- _Web page and app entries_
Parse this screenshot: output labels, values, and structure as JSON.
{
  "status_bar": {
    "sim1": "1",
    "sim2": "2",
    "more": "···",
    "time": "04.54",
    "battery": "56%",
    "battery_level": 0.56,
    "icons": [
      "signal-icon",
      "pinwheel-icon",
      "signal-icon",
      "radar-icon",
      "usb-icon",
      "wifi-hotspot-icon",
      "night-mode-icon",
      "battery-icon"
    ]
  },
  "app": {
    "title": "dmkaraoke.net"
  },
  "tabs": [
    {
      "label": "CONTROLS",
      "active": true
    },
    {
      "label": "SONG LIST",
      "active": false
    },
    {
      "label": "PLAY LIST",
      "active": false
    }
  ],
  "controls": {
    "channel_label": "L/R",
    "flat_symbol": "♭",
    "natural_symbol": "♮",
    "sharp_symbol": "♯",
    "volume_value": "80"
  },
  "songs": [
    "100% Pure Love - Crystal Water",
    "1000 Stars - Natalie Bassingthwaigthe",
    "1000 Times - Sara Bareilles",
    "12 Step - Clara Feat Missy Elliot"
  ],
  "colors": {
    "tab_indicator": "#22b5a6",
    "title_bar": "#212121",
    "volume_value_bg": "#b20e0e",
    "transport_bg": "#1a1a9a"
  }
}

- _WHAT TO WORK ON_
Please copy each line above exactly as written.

- _SOLUTION TO THIS EXERCISE_
Parse this screenshot: output labels, values, and structure as JSON.
{
  "status_bar": {
    "sim1": "1",
    "sim2": "2",
    "more": "···",
    "time": "04.54",
    "battery": "56%",
    "battery_level": 0.56,
    "icons": [
      "signal-icon",
      "pinwheel-icon",
      "signal-icon",
      "radar-icon",
      "usb-icon",
      "wifi-hotspot-icon",
      "night-mode-icon",
      "battery-icon"
    ]
  },
  "app": {
    "title": "dmkaraoke.net"
  },
  "tabs": [
    {
      "label": "CONTROLS",
      "active": true
    },
    {
      "label": "SONG LIST",
      "active": false
    },
    {
      "label": "PLAY LIST",
      "active": false
    }
  ],
  "controls": {
    "channel_label": "L/R",
    "flat_symbol": "♭",
    "natural_symbol": "♮",
    "sharp_symbol": "♯",
    "volume_value": "80"
  },
  "songs": [
    "100% Pure Love - Crystal Water",
    "1000 Stars - Natalie Bassingthwaigthe",
    "1000 Times - Sara Bareilles",
    "12 Step - Clara Feat Missy Elliot"
  ],
  "colors": {
    "tab_indicator": "#22b5a6",
    "title_bar": "#212121",
    "volume_value_bg": "#b20e0e",
    "transport_bg": "#1a1a9a"
  }
}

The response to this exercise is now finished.